`In the seventeenth century, the mechanistic view of the world as composed of dead, inert, isolated particles was still being challenged by views expressed in systems of magic, such as alchemy, astrology, Cabbalism and ritual magic’. These systems expressed the experiences of the people, and the culture of the people. However, they had no profit, these experiences, and this culture. Mechanism won, not because it best described reality; but because of its political, economic and social implications. If one views a tree with immanence, it has a sacredness; its value in what it provides in terms of shelter for wildlife, honey from bees that may gather there, shade for people to rest under, maybe wood for building and fuel for fire.
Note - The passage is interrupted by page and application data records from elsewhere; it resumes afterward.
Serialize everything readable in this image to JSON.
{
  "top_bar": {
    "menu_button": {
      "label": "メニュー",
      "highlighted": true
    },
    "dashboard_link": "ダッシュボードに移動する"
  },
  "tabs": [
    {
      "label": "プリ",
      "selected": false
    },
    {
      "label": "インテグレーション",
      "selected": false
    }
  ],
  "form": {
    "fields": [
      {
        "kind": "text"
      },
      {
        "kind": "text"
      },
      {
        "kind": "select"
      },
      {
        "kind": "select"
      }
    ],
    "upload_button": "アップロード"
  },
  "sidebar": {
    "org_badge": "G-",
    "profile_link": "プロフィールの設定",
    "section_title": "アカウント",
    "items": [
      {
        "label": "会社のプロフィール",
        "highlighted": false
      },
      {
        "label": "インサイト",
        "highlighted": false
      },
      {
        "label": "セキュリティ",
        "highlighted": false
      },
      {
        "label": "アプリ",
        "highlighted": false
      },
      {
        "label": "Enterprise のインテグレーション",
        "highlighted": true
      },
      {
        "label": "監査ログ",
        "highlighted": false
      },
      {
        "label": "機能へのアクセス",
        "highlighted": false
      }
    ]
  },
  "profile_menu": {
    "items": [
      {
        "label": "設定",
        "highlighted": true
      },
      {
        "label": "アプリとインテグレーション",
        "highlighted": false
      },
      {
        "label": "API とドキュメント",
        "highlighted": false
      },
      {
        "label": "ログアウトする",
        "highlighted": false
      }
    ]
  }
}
Each tree is considered carefully and protected as such. If the same tree is viewed mechanistically, it is merely timber to sell for profit.
Thus by attacking the very systems that supported women, and that they supported, combined with the Church’s determination to keep its power base male, women found themselves on the outside of their society, de-valued, worthless in all areas which counted, a perceived threat to the male mechanistic world view, and objects for men’s use and desire. Like the tree, they could easily be disposed of, for they were no longer viewed as an equal human being to man, they had become subhuman, a thing to be controlled and curtailed, viewed as being unable to take responsibility for their own lives, and `flawed’ since the `sin’ of Eve.
It is strange to remember just what Eve’s `sin’ had been. She had the courage to eat from the tree of knowledge and offer this knowledge to the man. Perhaps after all, it would have been best if she had kept this knowledge for herself!
We see how women have been reduced and yet have managed to function albeit in a diminished manner. It is women who have suffered…yes. Nevertheless, it is also men and society as a whole that has suffered. Society has become unbalanced and has in effect now started a civil war between the genders instead of looking at the causes and effects in the nature of reconciliation now termed as a route for allowing the past to be acknowledged and then forgiven and moved on from. This is no imaginary war, despite few recognising it as such. Women are now choosing to raise children independently of men and male fertility is decreasing at an alarming rate. DNA can now be taken from the skin of a woman and used to fertilise the ovum, thus reducing the need for male participation at all. This is not healthy for the race as a whole and the need is for understanding and co-operation between the sexes, not men vv women. The long-term implications of not finding the balance between men and women are disastrous for the survival of the species and the planet.